Thursday, 28 July 2011

The Search Revolution Will Be Evangelized: Bing Director

If you keep pounding the table with a contrarian view, will your view become the norm instead of the exception? Or will your voice drown in the howling void of misplaced hopes?

Those are the questions I find myself asking after reading Microsoft Bing Director Stefan Weitz's comments about search and what is wrong with it in an interview he did with The Huffington Post.

I've seen Weitz speak and I've spoken to him over the phone for an extended period of time. He is charismatic, and I want to believe him, as he told the Post:

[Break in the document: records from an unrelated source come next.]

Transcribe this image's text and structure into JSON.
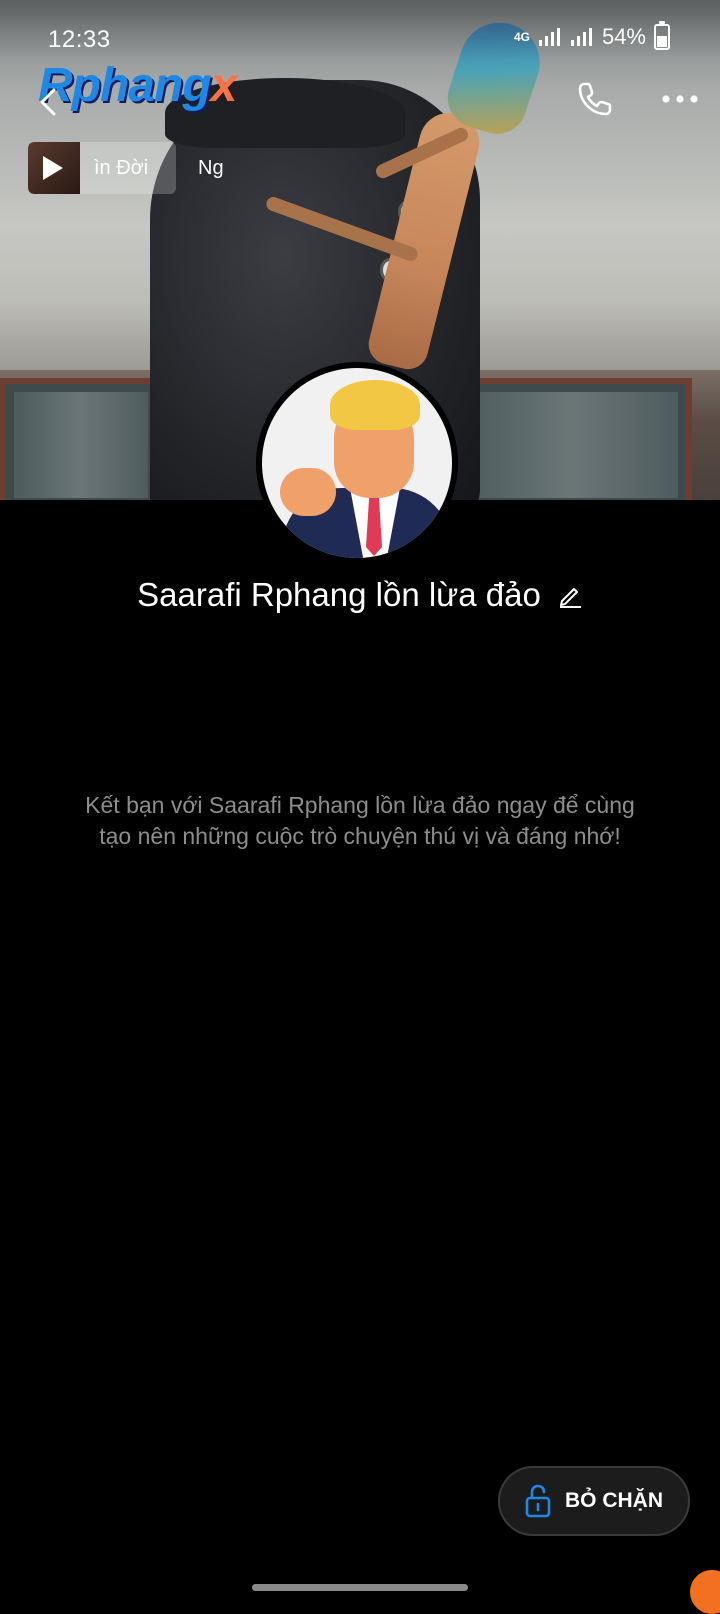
{
  "status_bar": {
    "time": "12:33",
    "network_label": "4G",
    "battery_percent": "54%"
  },
  "header": {
    "watermark_main": "Rphang",
    "watermark_suffix": "x",
    "icons": [
      "back-arrow-icon",
      "phone-icon",
      "more-options-icon"
    ]
  },
  "music": {
    "now_playing": "ìn Đời",
    "next_item": "Ng"
  },
  "profile": {
    "name": "Saarafi Rphang lồn lừa đảo",
    "invite_message": "Kết bạn với Saarafi Rphang lồn lừa đảo ngay để cùng tạo nên những cuộc trò chuyện thú vị và đáng nhớ!"
  },
  "actions": {
    "unblock_label": "BỎ CHẶN"
  },
  "colors": {
    "background": "#000000",
    "accent_blue": "#1e88e5",
    "muted_text": "#8d8d8d",
    "unblock_bg": "#1c1c1c"
  }
}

Search itself hasn't changed fundamentally in the past 12 years. Traditional search is failing. The standard notion of search ... looking at the texts in the page, the backlinks, all that stuff doesn't work anymore.
Weitz believes the amount of information available online today, combined with the increasingly complex activities users are undertaking, has made current search less effective.

This is all great in theory. I want to believe him. And if he keeps telling people what's wrong with Google long enough, they may well switch to Bing.

But the facts don't support the bluster. Weitz told me the same stuff in March 2010.

Since that time, Bing has gone from 11.5 percent share to 14 percent. Since that time, Google has remained at 65 percent share.

Bing's gains may have come from Yahoo, AOL or, but they certainly haven't come from Google. That's a big reason why its lawyers are siccing the DOJ and FTC on Google, but that's another story.

My point is this: How long can Weitz and Bing claim Google's system is old-fashioned before people actually listen to them and buy into Bing's decision engine premise.

You can call it a decision engine, but if people are still going to Google to get info and make their decisions, Google is the decision engine. It obviously works for the majority of people.

People don't search Google for info then redirect to Bing to help them make decisions. They stay on Google to search more or get whisked away to Yelp, UrbanSpoon or some other Website or storefront. Weitz made another strong point to the HuffPo:

Our mission is literally to deliver knowledge by understanding intent. What that implies is that we understand the Web as this digital representation of the real world. We've now mapped almost every single square inch of the planet, we know where buildings are, we know who the people are, we know what tasks people are accomplishing -- we are literally creating a semantic model, or a model, for everything in the world.
I believe Bing's Weitz is right about this signal-and-intent theory. A big part of the consumer behavior shift Weitz espouses is toward social activities, which is why Microsoft was genius to get in bed snugly with Facebook and its Like button. The Like explicitly signals intent, and friends share it. Simple, yet elegant. It's a beautiful thing.

I just think Weitz has the wrong platform and brand. The Microsoft as online service provider brand sucks, which is a big reason why it hemorrhages money every year. Weitz knows it; so does Microsoft Steve Ballmer.

Microsoft's brand as a Web service provider is as lousy as Google's brand as a social service provider.

But Weitz knows his stuff, and if I'm Google I'd pay attention and take the evangelizing to heart, and do some of the things Bing is doing. That will help Google maintain its lead, and maybe even grow it a bit.

After awhile, the little dog will get tired of chasing the big dog's tail. Weitz will go somewhere where he can make a bigger impact, and Bing will be a thing of the past.